Hey guys! So my blog just turned 2 years old today. That’s really crazy. I just want to thank everyone – authors, bloggers, my followers, viewers, publishers, and my parents (for buying me books haha). I also want to thank those who comment on my blog posts. I know it’s time consuming to read AND write a comment so I really appreciate it. This past year has been a crazy journey…I’ve had a lot of reading and blogging slumps and I even considered to just stop blogging because sometimes I would get really lazy to type up a post. I decided not to because I know I’ll regret it. I think it’s better for me to go on a hiatus instead of quitting. Anyways, I decided to contact the authors whose books have impacted me and I’m so glad that they agreed to do an interview even though they are busy…so thank you so so much!

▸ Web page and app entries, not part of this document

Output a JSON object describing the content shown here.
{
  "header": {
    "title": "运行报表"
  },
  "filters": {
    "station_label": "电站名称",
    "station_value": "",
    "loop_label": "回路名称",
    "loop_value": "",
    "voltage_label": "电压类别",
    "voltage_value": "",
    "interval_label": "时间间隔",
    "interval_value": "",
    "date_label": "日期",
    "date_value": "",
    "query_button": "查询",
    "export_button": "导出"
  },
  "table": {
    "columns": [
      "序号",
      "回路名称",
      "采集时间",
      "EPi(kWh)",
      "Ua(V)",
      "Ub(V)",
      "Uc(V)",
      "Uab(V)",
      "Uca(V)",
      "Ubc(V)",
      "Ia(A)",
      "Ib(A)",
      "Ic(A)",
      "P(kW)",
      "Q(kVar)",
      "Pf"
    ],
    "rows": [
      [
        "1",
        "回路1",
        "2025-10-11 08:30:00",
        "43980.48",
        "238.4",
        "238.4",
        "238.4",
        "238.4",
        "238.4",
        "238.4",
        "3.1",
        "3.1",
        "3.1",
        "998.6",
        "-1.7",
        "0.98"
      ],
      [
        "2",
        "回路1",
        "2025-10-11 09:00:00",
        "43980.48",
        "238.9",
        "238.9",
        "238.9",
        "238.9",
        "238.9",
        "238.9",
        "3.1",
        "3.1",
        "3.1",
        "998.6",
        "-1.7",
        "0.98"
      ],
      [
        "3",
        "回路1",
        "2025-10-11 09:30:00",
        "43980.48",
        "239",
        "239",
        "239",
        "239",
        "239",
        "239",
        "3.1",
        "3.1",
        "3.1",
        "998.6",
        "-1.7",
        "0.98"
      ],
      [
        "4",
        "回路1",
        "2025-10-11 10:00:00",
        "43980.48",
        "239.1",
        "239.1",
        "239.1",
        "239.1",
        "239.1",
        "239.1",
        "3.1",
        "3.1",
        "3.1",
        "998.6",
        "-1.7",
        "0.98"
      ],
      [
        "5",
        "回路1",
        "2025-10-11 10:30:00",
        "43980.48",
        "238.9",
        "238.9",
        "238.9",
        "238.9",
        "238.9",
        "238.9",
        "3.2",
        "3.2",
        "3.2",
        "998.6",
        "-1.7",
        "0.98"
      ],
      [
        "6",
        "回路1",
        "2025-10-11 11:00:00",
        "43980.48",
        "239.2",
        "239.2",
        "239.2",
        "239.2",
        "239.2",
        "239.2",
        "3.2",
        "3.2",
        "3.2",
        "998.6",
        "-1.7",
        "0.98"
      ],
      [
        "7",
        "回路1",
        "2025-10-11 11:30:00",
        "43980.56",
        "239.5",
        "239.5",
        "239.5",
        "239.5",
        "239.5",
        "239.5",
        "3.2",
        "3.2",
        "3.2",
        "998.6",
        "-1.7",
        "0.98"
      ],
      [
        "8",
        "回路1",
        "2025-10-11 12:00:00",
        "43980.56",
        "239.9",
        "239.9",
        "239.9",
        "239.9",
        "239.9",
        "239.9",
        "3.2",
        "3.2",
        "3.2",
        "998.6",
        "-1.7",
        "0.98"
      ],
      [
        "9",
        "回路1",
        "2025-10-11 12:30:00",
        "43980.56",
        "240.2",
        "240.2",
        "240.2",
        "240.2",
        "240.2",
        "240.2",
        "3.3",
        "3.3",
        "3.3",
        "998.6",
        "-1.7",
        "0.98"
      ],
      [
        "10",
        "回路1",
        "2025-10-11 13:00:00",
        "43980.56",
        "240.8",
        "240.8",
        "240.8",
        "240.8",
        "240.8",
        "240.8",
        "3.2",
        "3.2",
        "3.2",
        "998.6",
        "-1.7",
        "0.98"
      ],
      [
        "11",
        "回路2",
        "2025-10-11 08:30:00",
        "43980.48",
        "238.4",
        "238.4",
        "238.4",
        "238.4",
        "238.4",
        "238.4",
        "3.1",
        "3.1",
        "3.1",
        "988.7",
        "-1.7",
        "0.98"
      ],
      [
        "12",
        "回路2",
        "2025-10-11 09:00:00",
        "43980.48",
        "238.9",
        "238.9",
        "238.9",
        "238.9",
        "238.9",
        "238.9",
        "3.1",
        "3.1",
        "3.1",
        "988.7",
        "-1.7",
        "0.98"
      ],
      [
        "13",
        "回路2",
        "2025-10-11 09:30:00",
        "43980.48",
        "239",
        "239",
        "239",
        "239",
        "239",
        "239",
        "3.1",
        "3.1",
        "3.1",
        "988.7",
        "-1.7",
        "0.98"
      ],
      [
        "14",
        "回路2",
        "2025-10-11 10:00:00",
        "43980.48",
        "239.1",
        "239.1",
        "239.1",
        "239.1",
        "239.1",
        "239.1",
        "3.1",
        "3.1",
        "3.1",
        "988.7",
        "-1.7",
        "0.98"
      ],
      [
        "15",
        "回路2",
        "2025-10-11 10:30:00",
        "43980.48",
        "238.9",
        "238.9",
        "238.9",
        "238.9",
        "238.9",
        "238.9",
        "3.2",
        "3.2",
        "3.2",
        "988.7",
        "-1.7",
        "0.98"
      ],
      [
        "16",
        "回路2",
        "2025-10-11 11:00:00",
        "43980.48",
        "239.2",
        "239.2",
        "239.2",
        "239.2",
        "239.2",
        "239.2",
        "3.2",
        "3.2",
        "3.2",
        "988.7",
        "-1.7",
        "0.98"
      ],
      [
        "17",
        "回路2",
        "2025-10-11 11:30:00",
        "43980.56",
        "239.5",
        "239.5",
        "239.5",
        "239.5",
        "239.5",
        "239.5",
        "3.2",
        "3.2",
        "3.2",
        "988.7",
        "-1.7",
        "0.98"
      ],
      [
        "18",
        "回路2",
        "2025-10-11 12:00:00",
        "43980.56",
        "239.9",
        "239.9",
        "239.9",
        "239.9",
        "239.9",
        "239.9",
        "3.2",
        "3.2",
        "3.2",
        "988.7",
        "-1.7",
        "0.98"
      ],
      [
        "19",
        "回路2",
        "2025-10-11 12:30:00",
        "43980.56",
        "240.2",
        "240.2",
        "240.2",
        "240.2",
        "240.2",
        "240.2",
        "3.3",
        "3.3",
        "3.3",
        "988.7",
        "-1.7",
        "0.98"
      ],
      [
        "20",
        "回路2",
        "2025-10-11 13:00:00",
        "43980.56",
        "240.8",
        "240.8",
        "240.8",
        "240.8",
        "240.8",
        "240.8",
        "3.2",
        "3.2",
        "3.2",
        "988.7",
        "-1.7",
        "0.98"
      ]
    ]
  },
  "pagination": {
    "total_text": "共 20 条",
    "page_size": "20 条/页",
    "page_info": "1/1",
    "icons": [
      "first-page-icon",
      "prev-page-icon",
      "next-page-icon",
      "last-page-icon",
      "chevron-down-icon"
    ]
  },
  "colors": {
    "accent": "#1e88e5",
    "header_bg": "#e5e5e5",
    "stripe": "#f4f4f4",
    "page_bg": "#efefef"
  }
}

Today I have Emil Ostrovski, author of one of my favorite books, The Paradox of Vertical Flight! He is such a great writer which is why I wanted to interview him, and I’m so glad he said yes! Before we get into the interview, here is a little bit about him…
Rather than give you a witty, self-deprecating account of the trials and tribulations of my twenty-three year old, suburban, upper-middle class, went-to-a-girl’s-liberal-arts-college life, I’ll admit that I haven’t really done anything much worth reading about.
So in lieu of providing you with my biography, I will recommend that you read Desmond Tutu’s. Here.
Why Desmond Tutu?
Well, I’ve always liked his name.
Q: Welcome to Little Book Star, Emil! I noticed on your website that you also write short stories. Do you prefer writing short stories as to a novel?
I like writing short stories better. They’re less of a commitment (I have literary add and major commitment issues), and if you want, you can write short stories about recurrent characters or places and get an effect very much similar to that of writing a novel or novella. A novel, by contrast, is necessarily a massive project, and as such, it weighs heavily on you psychologically. Unfortunately though, it’s virtually impossible to make a living off writing short stories, so I concentrate my efforts on novel writing out of financial necessity and a rare streak of pragmatism.
Q: How would you convince a person who hates reading into becoming an avid reader?
Look, obviously, as a writer, reading and writing are very important to me. People, for whatever reason, are pretty universally drawn to stories. If someone hates reading, I’d be tempted to say they just aren’t reading the right things, and I would encourage them find a book or story or publication that appeals to their interests. I would also say that books expand our imagination, our sense of what’s possible, they enlarge our understanding of other people and of the world we inhabit together. That said, everyone’s different. Not everybody has to be an avid reader. You’re alive once. If it genuinely makes you happier to climb mountains or skateboard or do jumping jacks on the roof of your house at 3 a.m. while singing Ella Fitzgerald’s Somethings Gotta Give in a tone-deaf bass, then go for it.
Q: Would you rather read or write for the rest of your life?
Good question! Read, probably. Because if I’m not reading, I don’t think I’ll be able to write anything that’s worth anyone else’s time anyway. Besides, reading is a lot more fun than writing.
Q: What’s your favorite word? Mine’s lackadaisical (such a fancy word for being lazy haha).
Haha, lackadaisical is a good one! Mine is apotheosis. :)
Q: Random fact about The Paradox of Vertical Flight?
The original title was “To Grandma’s House With Socrates.” The Spanish title translates to “Socrates’s First Trip/Voyage,” and the German title is, “Where there’s some time…”
Thanks so much for interviewing me, Leigh!
All the best to you!